* [Available data]
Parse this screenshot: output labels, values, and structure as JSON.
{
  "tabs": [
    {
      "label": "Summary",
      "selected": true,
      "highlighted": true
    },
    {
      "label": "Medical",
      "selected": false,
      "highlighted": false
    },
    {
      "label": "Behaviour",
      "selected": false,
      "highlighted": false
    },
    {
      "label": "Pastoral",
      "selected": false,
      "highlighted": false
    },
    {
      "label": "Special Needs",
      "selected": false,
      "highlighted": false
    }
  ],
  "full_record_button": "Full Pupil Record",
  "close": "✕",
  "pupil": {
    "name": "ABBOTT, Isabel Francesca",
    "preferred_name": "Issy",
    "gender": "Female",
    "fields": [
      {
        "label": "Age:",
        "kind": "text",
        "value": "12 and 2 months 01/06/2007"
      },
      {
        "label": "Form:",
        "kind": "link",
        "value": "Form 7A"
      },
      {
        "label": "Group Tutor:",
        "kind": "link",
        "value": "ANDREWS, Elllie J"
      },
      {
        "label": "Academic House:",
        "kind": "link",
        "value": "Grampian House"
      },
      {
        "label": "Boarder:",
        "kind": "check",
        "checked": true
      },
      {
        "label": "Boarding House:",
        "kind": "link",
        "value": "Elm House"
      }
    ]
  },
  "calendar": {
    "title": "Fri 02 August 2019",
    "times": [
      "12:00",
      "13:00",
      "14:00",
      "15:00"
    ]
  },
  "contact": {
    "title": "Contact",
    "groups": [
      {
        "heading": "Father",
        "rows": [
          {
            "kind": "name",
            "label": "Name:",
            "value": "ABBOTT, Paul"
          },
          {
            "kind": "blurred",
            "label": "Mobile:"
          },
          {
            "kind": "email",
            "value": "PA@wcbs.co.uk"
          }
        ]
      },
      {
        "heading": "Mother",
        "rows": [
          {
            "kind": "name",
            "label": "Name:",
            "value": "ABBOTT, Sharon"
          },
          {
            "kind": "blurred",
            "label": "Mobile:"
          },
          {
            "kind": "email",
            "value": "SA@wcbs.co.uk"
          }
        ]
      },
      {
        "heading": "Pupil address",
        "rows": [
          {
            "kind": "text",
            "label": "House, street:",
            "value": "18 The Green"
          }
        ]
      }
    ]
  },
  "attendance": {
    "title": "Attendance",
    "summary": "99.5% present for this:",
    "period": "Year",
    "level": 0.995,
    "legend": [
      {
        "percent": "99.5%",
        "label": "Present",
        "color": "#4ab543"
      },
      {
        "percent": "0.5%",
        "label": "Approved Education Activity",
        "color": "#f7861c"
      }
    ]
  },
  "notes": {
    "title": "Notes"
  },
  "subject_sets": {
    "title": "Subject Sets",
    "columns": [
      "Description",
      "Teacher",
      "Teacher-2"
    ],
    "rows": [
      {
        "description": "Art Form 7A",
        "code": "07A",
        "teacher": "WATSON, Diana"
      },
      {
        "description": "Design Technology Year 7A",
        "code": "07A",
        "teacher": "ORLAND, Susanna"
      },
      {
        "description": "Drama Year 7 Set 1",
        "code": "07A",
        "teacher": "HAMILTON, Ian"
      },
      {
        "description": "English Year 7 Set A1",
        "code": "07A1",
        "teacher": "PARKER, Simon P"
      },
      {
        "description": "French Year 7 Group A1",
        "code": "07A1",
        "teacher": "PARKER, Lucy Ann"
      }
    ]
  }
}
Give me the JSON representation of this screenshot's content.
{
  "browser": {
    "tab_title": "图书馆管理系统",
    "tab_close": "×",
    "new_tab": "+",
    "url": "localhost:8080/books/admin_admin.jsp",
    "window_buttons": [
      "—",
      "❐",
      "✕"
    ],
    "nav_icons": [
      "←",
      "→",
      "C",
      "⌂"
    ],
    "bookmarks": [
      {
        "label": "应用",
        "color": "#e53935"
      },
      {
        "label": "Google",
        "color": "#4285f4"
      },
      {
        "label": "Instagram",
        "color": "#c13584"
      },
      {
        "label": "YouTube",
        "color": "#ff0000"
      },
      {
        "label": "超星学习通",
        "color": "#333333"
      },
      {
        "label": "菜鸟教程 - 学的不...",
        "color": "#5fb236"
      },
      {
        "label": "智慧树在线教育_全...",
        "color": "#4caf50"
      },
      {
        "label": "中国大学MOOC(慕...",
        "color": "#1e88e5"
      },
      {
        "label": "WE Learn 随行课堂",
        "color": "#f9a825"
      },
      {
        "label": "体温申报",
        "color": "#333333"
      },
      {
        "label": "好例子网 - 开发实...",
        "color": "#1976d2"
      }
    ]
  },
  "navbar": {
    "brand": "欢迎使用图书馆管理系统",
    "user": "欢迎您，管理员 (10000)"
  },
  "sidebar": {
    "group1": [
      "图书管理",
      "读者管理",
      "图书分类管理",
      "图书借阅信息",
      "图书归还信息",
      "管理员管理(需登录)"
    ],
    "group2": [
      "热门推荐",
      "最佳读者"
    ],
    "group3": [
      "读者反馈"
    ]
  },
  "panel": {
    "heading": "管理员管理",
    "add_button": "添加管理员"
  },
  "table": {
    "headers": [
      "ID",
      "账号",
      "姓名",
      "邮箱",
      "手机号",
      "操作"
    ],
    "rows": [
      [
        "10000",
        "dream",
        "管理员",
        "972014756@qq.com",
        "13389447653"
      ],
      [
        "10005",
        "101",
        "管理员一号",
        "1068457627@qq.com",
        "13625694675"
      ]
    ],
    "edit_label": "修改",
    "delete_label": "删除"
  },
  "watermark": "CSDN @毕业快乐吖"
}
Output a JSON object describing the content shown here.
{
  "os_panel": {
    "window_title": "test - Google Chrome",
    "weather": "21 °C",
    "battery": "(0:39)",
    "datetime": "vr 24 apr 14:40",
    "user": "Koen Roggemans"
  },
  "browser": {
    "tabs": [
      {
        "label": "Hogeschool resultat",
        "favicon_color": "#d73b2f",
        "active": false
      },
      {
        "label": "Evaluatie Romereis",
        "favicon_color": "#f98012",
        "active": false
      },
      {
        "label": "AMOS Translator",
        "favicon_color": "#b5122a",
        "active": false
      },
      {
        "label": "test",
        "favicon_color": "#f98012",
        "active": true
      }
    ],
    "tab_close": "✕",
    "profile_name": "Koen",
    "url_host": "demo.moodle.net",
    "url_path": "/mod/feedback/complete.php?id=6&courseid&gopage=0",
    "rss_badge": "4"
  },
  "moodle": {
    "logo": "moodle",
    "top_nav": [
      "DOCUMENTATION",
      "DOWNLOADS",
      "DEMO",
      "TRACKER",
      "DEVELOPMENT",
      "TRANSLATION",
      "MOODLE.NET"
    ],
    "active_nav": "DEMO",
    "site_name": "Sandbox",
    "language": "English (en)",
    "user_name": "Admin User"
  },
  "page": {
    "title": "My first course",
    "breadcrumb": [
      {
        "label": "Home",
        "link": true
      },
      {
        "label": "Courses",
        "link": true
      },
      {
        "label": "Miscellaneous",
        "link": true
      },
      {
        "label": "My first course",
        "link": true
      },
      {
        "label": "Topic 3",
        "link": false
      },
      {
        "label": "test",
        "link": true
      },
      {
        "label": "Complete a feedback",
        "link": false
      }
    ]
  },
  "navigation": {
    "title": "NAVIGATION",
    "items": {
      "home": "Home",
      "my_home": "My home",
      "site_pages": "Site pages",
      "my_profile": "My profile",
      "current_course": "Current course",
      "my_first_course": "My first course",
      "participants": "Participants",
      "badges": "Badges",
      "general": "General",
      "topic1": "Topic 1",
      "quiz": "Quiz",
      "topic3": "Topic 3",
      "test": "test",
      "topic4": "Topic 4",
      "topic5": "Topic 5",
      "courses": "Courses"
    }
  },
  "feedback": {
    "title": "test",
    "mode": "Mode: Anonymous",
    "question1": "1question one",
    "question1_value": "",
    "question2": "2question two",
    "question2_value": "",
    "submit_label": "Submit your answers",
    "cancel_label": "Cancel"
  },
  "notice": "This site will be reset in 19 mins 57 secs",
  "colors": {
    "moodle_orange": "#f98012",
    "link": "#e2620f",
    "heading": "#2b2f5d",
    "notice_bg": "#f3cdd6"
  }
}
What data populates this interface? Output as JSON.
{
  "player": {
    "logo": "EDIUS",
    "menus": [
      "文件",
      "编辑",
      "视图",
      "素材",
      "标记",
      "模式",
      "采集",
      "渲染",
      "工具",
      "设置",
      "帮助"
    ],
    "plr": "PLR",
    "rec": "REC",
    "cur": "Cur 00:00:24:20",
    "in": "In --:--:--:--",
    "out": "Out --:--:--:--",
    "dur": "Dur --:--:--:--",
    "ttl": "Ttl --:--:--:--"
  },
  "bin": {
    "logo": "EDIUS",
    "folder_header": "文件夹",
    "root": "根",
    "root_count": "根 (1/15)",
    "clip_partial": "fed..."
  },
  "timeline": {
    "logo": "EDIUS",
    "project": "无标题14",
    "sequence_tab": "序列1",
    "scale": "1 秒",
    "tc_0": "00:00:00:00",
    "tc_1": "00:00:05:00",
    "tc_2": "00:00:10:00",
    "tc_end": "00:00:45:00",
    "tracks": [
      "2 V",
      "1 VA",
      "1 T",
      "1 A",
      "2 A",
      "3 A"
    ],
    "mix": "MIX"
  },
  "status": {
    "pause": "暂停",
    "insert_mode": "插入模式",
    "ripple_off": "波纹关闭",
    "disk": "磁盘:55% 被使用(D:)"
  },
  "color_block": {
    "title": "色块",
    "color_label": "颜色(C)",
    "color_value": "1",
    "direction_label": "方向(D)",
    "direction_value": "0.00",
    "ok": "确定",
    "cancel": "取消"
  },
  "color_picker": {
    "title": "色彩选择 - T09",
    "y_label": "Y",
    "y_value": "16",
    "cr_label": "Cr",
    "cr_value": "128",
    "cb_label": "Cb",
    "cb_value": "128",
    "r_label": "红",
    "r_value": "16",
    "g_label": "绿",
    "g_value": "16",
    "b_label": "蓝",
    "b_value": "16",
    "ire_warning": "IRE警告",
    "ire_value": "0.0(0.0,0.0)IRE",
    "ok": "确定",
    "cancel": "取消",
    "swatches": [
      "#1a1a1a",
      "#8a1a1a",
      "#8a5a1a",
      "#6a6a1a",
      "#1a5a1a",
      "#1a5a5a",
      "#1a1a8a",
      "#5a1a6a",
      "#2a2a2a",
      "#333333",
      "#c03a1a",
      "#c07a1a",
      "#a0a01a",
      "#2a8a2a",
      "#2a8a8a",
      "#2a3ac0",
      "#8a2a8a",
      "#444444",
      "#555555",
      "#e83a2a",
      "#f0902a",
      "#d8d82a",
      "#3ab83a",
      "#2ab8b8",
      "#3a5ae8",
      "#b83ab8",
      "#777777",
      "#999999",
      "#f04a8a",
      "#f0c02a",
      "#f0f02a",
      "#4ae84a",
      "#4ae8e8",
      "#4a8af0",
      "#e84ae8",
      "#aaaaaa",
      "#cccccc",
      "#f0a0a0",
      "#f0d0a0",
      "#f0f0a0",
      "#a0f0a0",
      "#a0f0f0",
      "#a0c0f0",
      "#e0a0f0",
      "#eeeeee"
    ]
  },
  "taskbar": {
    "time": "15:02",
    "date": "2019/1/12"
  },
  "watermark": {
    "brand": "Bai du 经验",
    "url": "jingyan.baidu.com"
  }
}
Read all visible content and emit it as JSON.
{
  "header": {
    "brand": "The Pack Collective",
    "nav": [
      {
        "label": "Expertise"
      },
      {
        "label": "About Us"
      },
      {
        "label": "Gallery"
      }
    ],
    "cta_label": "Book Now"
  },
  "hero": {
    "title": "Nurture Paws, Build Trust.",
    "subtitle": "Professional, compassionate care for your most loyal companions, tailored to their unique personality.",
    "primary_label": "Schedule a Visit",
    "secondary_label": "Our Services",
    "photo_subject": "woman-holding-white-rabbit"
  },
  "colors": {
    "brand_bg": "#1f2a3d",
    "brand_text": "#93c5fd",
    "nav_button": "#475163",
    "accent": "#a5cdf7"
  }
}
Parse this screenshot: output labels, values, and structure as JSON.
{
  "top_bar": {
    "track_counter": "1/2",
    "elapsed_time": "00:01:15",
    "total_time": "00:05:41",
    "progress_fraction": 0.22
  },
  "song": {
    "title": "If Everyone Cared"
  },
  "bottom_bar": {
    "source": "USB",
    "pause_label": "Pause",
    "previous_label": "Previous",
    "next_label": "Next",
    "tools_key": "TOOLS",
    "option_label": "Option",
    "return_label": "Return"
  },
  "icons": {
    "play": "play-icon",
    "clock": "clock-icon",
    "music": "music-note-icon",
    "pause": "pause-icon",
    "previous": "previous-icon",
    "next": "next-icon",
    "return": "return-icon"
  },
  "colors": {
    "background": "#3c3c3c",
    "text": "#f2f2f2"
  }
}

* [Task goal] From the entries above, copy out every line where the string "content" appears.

* [The answer]
Give me the JSON representation of this screenshot's content.
Output a JSON object describing the content shown here.
Read all visible content and emit it as JSON.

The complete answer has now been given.